◆ Task item ◆
Starting with the first line, output the data exactly, through to the last line.

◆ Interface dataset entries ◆
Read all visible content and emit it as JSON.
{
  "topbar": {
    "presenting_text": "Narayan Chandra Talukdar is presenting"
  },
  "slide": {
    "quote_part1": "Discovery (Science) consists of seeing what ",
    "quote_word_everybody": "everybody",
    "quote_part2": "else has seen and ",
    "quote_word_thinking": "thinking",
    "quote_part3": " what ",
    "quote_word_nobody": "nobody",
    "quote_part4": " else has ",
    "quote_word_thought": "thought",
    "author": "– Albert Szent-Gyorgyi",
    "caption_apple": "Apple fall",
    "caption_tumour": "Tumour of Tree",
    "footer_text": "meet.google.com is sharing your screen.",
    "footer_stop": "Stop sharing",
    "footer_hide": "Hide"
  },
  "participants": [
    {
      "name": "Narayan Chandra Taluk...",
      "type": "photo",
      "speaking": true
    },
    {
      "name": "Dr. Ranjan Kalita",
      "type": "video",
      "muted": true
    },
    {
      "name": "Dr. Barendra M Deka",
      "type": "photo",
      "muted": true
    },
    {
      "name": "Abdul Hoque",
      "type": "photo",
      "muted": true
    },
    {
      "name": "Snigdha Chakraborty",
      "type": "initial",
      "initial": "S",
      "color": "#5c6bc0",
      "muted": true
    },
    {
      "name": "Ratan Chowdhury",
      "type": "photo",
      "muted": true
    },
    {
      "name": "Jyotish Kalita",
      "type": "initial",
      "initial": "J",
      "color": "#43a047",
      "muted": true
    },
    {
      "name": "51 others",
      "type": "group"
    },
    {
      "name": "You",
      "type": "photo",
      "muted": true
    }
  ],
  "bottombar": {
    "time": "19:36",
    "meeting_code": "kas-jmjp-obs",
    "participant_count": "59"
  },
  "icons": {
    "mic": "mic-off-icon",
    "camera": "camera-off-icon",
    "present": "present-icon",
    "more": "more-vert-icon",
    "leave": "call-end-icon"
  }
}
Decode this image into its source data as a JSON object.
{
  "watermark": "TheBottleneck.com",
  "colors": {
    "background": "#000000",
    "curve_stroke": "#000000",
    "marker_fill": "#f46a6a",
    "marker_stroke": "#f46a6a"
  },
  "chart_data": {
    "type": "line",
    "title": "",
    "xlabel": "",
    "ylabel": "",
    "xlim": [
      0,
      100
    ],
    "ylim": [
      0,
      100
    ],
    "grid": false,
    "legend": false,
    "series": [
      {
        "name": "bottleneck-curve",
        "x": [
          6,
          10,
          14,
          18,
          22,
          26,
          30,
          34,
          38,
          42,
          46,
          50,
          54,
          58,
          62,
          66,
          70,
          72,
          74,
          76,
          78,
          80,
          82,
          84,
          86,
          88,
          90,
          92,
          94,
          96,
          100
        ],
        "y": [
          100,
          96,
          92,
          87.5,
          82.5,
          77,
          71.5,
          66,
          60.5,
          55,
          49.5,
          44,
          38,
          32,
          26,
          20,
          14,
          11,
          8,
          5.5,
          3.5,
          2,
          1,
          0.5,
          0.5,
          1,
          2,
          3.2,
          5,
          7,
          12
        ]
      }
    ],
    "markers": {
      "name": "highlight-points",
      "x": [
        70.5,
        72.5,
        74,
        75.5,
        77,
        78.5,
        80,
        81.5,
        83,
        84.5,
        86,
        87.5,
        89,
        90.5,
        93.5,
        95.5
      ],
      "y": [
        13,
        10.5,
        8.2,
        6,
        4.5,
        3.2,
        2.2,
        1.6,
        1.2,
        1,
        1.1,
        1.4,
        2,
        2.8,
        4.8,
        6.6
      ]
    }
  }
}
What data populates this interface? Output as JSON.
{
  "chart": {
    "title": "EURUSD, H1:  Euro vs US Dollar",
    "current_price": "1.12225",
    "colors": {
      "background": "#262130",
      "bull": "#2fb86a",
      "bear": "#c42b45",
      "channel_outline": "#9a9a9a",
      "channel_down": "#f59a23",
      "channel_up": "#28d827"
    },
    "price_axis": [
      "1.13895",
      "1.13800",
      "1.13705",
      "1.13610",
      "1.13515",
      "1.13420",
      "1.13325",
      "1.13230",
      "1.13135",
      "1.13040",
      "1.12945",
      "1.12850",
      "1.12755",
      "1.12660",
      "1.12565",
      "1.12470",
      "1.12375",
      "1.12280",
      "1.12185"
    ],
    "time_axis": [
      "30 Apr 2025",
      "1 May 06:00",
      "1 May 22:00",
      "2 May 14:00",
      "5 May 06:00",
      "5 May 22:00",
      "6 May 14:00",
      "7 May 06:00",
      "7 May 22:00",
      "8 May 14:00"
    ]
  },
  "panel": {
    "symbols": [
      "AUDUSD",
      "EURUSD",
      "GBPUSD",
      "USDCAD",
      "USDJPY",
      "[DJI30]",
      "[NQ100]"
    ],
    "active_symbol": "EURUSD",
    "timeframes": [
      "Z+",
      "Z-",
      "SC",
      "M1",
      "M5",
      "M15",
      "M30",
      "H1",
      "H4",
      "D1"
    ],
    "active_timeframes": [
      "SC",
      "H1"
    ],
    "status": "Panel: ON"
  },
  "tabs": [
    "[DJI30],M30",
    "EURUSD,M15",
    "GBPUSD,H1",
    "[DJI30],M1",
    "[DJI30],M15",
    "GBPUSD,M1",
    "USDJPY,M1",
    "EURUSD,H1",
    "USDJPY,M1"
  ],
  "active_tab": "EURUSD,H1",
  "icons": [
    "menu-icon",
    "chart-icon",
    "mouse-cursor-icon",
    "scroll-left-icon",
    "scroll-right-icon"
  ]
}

◆ Exercise answer ◆
Read all visible content and emit it as JSON.
{
  "topbar": {
    "presenting_text": "Narayan Chandra Talukdar is presenting"
  },
  "slide": {
    "quote_part1": "Discovery (Science) consists of seeing what ",
    "quote_word_everybody": "everybody",
    "quote_part2": "else has seen and ",
    "quote_word_thinking": "thinking",
    "quote_part3": " what ",
    "quote_word_nobody": "nobody",
    "quote_part4": " else has ",
    "quote_word_thought": "thought",
    "author": "– Albert Szent-Gyorgyi",
    "caption_apple": "Apple fall",
    "caption_tumour": "Tumour of Tree",
    "footer_text": "meet.google.com is sharing your screen.",
    "footer_stop": "Stop sharing",
    "footer_hide": "Hide"
  },
  "participants": [
    {
      "name": "Narayan Chandra Taluk...",
      "type": "photo",
      "speaking": true
    },
    {
      "name": "Dr. Ranjan Kalita",
      "type": "video",
      "muted": true
    },
    {
      "name": "Dr. Barendra M Deka",
      "type": "photo",
      "muted": true
    },
    {
      "name": "Abdul Hoque",
      "type": "photo",
      "muted": true
    },
    {
      "name": "Snigdha Chakraborty",
      "type": "initial",
      "initial": "S",
      "color": "#5c6bc0",
      "muted": true
    },
    {
      "name": "Ratan Chowdhury",
      "type": "photo",
      "muted": true
    },
    {
      "name": "Jyotish Kalita",
      "type": "initial",
      "initial": "J",
      "color": "#43a047",
      "muted": true
    },
    {
      "name": "51 others",
      "type": "group"
    },
    {
      "name": "You",
      "type": "photo",
      "muted": true
    }
  ],
  "bottombar": {
    "time": "19:36",
    "meeting_code": "kas-jmjp-obs",
    "participant_count": "59"
  },
  "icons": {
    "mic": "mic-off-icon",
    "camera": "camera-off-icon",
    "present": "present-icon",
    "more": "more-vert-icon",
    "leave": "call-end-icon"
  }
}
Decode this image into its source data as a JSON object.
{
  "watermark": "TheBottleneck.com",
  "colors": {
    "background": "#000000",
    "curve_stroke": "#000000",
    "marker_fill": "#f46a6a",
    "marker_stroke": "#f46a6a"
  },
  "chart_data": {
    "type": "line",
    "title": "",
    "xlabel": "",
    "ylabel": "",
    "xlim": [
      0,
      100
    ],
    "ylim": [
      0,
      100
    ],
    "grid": false,
    "legend": false,
    "series": [
      {
        "name": "bottleneck-curve",
        "x": [
          6,
          10,
          14,
          18,
          22,
          26,
          30,
          34,
          38,
          42,
          46,
          50,
          54,
          58,
          62,
          66,
          70,
          72,
          74,
          76,
          78,
          80,
          82,
          84,
          86,
          88,
          90,
          92,
          94,
          96,
          100
        ],
        "y": [
          100,
          96,
          92,
          87.5,
          82.5,
          77,
          71.5,
          66,
          60.5,
          55,
          49.5,
          44,
          38,
          32,
          26,
          20,
          14,
          11,
          8,
          5.5,
          3.5,
          2,
          1,
          0.5,
          0.5,
          1,
          2,
          3.2,
          5,
          7,
          12
        ]
      }
    ],
    "markers": {
      "name": "highlight-points",
      "x": [
        70.5,
        72.5,
        74,
        75.5,
        77,
        78.5,
        80,
        81.5,
        83,
        84.5,
        86,
        87.5,
        89,
        90.5,
        93.5,
        95.5
      ],
      "y": [
        13,
        10.5,
        8.2,
        6,
        4.5,
        3.2,
        2.2,
        1.6,
        1.2,
        1,
        1.1,
        1.4,
        2,
        2.8,
        4.8,
        6.6
      ]
    }
  }
}
What data populates this interface? Output as JSON.
{
  "chart": {
    "title": "EURUSD, H1:  Euro vs US Dollar",
    "current_price": "1.12225",
    "colors": {
      "background": "#262130",
      "bull": "#2fb86a",
      "bear": "#c42b45",
      "channel_outline": "#9a9a9a",
      "channel_down": "#f59a23",
      "channel_up": "#28d827"
    },
    "price_axis": [
      "1.13895",
      "1.13800",
      "1.13705",
      "1.13610",
      "1.13515",
      "1.13420",
      "1.13325",
      "1.13230",
      "1.13135",
      "1.13040",
      "1.12945",
      "1.12850",
      "1.12755",
      "1.12660",
      "1.12565",
      "1.12470",
      "1.12375",
      "1.12280",
      "1.12185"
    ],
    "time_axis": [
      "30 Apr 2025",
      "1 May 06:00",
      "1 May 22:00",
      "2 May 14:00",
      "5 May 06:00",
      "5 May 22:00",
      "6 May 14:00",
      "7 May 06:00",
      "7 May 22:00",
      "8 May 14:00"
    ]
  },
  "panel": {
    "symbols": [
      "AUDUSD",
      "EURUSD",
      "GBPUSD",
      "USDCAD",
      "USDJPY",
      "[DJI30]",
      "[NQ100]"
    ],
    "active_symbol": "EURUSD",
    "timeframes": [
      "Z+",
      "Z-",
      "SC",
      "M1",
      "M5",
      "M15",
      "M30",
      "H1",
      "H4",
      "D1"
    ],
    "active_timeframes": [
      "SC",
      "H1"
    ],
    "status": "Panel: ON"
  },
  "tabs": [
    "[DJI30],M30",
    "EURUSD,M15",
    "GBPUSD,H1",
    "[DJI30],M1",
    "[DJI30],M15",
    "GBPUSD,M1",
    "USDJPY,M1",
    "EURUSD,H1",
    "USDJPY,M1"
  ],
  "active_tab": "EURUSD,H1",
  "icons": [
    "menu-icon",
    "chart-icon",
    "mouse-cursor-icon",
    "scroll-left-icon",
    "scroll-right-icon"
  ]
}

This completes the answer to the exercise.